Another platform we use for influencer discovery is called Intelligence Machine. This lets us pull the top earned videos for any brand and also find the topics and creators who upload the best performing video content for that brand. This means we can search for Pepsi and be able to see who the top dozen influencers are in the United States for videos with “Pepsi” in the tags (in terms of reach and engagement). This sort of data is more geared toward large brands, bigger influencers and wider reach and focused on YouTube and Facebook.
Sometimes influencers with a smaller reach are better for long-term engagements. A high-end fashion brand with narrow audience would be better suited to a small influencer with a niche audience rather than going for mass promotion. Paying a Kardashian for a tweet may make some on your team feel relevant, but the click-through rate is probably going to be horrible. Smaller to medium size influencers arguably have more loyal fans who are more likely to engage with recommendations or integrations.
Ultimately, you want to be able to marry an influencer to a brand, like Nike did with Michael Jordan. This way they are as invested in the success of your product as you are. If you focus on a one-time promotion and your app gets some downloads, there’s nothing to retain them as monthly active users. But if you get Miley Cyrus to use the app exclusively for “x” purpose and she’s promoting it somehow on an ongoing basis, more people are likely to continue using it as well. To this end, some even say that the line between brand and influencer is blurring already.
An example influencer campaign I worked on was for a gaming console leading up to the product launch. The first phase of integrations was for a dozen or so of the top technology reviewers and unboxers on YouTube. This got the search algorithms to rank the videos of sponsored product reviews higher in search before the product was even launched. After the product launched we then had integrations with broader channels with bigger audiences and just had them mention using the console without making their entire videos about it. This helped on the awareness side of the funnel, which sent people searching online to do their own research and find the product reviews from phase one of our campaign.

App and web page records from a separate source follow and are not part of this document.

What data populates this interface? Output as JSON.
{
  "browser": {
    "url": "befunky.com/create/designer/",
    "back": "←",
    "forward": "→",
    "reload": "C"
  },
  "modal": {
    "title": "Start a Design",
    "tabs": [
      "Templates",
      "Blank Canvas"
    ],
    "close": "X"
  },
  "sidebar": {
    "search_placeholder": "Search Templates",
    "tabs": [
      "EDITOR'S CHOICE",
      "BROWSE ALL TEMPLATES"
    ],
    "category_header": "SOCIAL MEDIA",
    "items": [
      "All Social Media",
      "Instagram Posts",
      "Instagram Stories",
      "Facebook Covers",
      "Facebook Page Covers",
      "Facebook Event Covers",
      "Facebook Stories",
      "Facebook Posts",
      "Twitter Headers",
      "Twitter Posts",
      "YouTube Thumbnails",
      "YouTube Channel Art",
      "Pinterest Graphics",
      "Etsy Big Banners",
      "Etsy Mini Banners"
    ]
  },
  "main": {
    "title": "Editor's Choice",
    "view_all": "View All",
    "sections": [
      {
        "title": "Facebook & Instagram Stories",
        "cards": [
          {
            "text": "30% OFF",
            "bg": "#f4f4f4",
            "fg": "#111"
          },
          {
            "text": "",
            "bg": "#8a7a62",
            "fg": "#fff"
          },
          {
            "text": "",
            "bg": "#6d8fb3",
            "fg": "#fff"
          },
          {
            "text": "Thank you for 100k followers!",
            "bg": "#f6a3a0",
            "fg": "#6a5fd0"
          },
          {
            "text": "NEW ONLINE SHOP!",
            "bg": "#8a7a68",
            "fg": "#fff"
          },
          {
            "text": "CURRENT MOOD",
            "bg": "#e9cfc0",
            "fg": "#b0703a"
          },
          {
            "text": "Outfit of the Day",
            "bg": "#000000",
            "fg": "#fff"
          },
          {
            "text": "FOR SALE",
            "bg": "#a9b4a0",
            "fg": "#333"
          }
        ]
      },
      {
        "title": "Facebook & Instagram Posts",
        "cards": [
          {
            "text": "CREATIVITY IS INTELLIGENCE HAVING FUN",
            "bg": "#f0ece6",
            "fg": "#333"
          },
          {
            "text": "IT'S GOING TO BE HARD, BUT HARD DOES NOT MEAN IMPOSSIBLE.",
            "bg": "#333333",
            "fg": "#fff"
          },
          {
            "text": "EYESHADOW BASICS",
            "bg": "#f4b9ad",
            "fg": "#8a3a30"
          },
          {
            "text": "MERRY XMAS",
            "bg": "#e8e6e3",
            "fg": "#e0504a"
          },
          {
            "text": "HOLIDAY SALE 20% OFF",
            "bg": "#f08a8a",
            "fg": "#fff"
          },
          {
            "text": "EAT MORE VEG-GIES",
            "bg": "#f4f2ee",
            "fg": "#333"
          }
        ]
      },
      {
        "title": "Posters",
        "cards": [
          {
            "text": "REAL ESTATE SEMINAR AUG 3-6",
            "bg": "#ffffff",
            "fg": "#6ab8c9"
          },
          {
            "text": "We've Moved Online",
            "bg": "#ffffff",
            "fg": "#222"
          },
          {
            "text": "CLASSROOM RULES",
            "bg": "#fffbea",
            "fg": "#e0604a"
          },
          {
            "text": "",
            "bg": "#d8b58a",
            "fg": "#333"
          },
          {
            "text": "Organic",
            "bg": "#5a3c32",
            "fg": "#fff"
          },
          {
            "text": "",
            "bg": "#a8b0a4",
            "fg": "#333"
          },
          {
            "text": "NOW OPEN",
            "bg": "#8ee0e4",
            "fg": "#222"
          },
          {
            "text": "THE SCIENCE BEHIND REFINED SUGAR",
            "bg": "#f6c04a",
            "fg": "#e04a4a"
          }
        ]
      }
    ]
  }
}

On Public Opinion:
Of course likes don’t always equal sales, but if I hear one person tell me a new movie is good and I should go to the theater and see it, I’ll consider it. But if a dozen people I respect all tell me within the span of a few days that I should go see it, I’m much more likely to be convinced.
It could be argued that ours is simply a culture of immediate gratification and narcissism, and that we are just further enabling that by rewarding social media stars for posting selfies. It could also be argued that social media is often the cause of more distraction than progress, and as Wendell Berry said, it will “destroy all distinctions between public and community” if it hasn’t already.